Provided data Start Marker
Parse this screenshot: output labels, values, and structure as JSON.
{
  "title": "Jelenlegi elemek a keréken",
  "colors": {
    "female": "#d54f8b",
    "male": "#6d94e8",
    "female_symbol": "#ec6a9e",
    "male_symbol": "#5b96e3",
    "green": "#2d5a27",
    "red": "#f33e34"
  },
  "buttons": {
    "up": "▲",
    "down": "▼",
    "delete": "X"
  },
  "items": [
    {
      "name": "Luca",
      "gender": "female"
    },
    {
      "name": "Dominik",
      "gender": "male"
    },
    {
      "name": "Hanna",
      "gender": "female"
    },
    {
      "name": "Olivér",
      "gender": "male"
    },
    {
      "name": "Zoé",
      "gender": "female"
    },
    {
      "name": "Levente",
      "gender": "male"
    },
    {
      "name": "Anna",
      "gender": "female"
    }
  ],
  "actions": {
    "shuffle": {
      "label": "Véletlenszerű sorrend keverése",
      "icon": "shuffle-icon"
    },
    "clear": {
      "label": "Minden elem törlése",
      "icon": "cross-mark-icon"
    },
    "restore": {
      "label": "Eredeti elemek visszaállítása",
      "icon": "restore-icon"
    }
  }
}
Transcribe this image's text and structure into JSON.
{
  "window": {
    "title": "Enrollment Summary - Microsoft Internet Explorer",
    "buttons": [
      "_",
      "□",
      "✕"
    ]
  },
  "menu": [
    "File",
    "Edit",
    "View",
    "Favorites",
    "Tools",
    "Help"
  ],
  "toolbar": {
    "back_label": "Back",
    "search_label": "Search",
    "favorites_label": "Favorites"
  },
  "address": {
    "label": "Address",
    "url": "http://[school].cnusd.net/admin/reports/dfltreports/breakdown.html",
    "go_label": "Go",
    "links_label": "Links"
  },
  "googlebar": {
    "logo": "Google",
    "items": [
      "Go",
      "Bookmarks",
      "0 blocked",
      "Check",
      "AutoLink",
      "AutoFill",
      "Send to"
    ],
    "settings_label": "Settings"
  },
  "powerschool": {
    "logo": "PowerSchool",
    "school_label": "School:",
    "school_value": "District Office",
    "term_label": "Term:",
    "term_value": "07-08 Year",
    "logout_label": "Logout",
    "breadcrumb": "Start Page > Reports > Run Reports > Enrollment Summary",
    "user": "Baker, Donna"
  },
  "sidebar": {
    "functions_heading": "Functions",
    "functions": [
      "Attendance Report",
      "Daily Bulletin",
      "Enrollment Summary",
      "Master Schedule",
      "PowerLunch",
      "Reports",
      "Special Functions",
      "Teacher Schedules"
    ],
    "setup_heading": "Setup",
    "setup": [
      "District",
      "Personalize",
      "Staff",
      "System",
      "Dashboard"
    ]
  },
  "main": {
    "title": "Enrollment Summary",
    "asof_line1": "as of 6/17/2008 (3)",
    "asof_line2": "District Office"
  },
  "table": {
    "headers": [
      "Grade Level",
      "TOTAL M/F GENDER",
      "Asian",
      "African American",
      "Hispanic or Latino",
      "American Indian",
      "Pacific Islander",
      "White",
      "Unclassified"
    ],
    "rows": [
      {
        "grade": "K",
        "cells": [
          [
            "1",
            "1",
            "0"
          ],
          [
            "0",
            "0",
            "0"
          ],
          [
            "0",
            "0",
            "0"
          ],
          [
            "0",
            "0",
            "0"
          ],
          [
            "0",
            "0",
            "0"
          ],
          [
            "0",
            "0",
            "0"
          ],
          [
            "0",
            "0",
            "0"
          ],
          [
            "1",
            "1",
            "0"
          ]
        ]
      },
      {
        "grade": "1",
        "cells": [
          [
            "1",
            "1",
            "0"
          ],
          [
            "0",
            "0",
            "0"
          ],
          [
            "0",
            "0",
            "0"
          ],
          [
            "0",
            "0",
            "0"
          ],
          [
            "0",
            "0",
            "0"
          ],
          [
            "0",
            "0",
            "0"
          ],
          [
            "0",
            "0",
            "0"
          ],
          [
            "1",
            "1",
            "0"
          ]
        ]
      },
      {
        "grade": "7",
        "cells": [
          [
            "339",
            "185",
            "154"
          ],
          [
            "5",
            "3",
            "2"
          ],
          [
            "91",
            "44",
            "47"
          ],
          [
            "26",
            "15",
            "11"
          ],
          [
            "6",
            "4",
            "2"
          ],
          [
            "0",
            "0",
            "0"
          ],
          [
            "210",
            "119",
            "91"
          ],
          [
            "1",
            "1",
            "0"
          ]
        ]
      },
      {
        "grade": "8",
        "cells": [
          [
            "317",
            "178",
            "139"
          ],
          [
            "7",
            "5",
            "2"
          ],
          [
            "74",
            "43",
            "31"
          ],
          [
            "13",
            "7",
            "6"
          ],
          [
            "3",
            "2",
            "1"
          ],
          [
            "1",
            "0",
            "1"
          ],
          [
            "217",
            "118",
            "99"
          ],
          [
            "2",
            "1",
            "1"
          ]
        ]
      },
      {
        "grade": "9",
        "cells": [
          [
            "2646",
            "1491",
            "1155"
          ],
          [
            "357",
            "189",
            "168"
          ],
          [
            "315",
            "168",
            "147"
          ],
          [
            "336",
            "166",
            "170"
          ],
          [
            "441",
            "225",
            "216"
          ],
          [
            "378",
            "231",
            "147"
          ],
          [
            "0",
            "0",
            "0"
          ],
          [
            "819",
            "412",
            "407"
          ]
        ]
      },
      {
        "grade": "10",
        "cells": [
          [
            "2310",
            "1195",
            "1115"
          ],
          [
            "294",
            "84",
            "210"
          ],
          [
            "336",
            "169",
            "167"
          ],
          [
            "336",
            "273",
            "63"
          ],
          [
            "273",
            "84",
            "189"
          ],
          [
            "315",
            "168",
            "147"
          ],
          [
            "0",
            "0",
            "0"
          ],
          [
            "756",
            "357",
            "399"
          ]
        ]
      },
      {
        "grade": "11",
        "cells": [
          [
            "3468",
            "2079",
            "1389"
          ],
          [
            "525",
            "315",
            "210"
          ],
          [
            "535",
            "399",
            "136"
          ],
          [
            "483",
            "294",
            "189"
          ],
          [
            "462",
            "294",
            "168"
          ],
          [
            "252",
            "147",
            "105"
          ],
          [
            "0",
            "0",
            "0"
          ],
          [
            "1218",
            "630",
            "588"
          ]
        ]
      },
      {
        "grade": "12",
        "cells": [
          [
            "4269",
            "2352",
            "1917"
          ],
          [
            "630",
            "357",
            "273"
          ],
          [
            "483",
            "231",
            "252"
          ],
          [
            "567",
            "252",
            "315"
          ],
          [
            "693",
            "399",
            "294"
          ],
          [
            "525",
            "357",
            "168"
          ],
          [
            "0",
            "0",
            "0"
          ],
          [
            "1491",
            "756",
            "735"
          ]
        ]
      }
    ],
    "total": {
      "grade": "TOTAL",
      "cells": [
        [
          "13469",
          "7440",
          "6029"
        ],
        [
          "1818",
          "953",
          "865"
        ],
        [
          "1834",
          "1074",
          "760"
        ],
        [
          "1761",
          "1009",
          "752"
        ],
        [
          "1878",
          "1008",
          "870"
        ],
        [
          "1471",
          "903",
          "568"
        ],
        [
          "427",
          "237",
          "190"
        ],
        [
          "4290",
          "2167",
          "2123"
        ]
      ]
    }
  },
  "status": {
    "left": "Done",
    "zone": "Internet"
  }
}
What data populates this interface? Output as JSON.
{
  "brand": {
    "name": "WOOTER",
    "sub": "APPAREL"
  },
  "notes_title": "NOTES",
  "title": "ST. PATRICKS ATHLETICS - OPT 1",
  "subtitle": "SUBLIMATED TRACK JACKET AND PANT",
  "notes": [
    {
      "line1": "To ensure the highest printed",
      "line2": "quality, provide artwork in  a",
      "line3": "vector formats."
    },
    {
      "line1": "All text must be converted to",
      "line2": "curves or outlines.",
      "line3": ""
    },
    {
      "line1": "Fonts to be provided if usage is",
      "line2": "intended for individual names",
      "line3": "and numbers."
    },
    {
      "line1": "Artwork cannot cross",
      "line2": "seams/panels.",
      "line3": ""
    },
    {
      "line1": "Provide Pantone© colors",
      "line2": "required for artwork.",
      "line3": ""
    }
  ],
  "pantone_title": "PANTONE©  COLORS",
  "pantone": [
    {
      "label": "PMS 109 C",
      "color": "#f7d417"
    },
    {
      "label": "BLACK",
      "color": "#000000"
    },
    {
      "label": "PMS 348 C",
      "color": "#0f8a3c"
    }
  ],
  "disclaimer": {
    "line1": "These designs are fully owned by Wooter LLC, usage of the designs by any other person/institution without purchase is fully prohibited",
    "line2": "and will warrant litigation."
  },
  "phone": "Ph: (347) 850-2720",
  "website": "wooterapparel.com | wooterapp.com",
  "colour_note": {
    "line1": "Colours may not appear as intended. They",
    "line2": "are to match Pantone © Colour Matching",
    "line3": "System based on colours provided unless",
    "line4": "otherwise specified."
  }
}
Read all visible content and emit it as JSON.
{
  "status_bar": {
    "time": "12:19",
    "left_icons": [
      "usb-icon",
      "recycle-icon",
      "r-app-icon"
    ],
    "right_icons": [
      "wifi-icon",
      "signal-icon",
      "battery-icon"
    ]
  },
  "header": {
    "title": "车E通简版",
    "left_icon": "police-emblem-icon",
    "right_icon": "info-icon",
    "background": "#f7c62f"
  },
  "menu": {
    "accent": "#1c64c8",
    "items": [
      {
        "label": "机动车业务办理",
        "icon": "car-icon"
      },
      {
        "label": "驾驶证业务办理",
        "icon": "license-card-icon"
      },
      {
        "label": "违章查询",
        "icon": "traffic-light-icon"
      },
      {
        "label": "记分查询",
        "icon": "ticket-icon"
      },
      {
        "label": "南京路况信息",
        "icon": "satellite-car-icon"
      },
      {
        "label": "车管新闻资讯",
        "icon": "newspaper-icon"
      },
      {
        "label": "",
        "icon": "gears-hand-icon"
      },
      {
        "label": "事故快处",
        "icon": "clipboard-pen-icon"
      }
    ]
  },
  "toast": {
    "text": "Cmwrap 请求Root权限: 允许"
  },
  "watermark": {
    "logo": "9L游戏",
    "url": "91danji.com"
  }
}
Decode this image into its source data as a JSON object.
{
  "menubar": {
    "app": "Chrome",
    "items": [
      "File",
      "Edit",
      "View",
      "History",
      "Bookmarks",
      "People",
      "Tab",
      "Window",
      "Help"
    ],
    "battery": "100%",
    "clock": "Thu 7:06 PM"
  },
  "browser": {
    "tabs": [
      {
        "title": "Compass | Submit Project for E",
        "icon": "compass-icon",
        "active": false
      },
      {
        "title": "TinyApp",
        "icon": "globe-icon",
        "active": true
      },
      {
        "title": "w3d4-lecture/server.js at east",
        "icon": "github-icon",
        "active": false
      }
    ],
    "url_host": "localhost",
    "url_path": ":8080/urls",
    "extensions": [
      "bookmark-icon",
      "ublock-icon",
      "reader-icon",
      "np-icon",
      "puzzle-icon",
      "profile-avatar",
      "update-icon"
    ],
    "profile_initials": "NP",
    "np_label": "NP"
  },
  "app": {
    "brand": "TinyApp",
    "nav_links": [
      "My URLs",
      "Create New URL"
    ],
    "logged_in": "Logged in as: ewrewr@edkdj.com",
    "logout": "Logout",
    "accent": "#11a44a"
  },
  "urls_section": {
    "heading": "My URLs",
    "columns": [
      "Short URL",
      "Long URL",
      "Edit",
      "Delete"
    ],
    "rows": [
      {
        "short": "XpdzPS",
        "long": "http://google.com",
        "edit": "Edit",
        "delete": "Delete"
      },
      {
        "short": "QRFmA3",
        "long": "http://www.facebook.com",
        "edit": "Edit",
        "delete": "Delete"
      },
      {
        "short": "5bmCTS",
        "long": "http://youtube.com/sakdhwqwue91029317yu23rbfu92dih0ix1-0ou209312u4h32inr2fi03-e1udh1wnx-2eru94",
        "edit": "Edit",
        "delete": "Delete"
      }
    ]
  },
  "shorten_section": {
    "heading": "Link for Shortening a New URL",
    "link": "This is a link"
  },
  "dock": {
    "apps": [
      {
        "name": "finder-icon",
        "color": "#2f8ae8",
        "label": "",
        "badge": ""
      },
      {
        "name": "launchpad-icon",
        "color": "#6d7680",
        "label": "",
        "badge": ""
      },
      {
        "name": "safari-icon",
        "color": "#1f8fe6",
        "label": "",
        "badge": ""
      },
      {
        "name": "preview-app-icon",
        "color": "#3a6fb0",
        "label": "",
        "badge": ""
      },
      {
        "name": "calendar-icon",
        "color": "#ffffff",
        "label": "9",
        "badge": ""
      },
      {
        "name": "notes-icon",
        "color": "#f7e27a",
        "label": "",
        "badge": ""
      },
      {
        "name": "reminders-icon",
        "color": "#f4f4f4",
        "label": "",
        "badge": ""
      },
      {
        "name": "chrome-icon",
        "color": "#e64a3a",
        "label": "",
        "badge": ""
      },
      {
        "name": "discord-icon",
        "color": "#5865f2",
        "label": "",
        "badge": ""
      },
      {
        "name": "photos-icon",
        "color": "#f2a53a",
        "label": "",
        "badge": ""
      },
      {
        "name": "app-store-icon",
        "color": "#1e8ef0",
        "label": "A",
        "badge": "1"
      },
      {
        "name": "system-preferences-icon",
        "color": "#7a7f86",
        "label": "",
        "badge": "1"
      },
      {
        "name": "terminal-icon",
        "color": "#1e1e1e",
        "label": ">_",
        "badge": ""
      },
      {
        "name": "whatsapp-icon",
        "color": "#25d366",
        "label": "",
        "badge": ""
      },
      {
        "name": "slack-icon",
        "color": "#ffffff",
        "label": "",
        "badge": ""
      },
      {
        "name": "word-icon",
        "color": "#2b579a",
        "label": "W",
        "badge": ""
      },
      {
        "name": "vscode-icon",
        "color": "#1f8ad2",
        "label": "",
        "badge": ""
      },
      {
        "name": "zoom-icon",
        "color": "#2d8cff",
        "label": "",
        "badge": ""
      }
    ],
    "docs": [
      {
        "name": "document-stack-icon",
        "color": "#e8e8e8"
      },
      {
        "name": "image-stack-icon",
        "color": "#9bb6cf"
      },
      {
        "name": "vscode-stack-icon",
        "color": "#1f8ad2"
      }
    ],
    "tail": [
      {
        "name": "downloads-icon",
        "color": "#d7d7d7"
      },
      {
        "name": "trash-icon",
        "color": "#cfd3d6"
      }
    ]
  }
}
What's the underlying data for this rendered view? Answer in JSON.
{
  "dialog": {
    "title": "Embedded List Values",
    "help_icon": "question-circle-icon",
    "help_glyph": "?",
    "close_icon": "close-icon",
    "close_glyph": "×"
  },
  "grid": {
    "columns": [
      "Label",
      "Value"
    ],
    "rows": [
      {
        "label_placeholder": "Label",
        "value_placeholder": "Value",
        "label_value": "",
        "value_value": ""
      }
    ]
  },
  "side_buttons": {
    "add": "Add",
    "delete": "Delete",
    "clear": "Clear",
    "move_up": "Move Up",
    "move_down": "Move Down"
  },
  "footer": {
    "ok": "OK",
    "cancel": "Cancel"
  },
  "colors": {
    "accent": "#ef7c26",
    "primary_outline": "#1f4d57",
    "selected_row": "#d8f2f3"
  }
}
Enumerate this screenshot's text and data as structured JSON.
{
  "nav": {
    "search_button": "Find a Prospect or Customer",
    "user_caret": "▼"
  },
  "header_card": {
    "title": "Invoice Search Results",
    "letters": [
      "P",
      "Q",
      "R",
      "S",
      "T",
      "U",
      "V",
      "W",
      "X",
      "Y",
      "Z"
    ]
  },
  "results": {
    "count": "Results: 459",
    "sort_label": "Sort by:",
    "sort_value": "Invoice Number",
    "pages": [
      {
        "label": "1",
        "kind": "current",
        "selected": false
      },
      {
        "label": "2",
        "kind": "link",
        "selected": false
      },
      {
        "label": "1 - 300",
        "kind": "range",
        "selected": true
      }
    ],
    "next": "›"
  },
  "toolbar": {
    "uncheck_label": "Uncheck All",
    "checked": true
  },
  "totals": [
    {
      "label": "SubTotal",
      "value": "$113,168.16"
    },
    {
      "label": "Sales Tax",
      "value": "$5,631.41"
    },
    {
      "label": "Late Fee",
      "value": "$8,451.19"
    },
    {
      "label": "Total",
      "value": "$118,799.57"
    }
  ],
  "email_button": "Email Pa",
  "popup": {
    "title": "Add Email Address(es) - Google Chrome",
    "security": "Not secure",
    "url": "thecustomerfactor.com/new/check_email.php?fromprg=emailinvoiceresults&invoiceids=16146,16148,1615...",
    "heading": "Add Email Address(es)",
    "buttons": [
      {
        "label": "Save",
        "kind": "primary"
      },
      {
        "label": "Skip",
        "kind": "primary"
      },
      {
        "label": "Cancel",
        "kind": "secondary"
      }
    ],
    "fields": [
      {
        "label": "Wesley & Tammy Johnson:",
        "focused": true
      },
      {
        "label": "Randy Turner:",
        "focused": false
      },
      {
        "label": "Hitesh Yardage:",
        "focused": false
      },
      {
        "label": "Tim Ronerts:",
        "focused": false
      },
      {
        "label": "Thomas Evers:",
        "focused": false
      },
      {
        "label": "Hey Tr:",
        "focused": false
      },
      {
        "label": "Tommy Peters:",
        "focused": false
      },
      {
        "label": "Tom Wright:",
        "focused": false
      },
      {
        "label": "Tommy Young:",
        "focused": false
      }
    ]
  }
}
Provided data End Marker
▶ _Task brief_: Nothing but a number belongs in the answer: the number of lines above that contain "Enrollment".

▶ _Result_: 4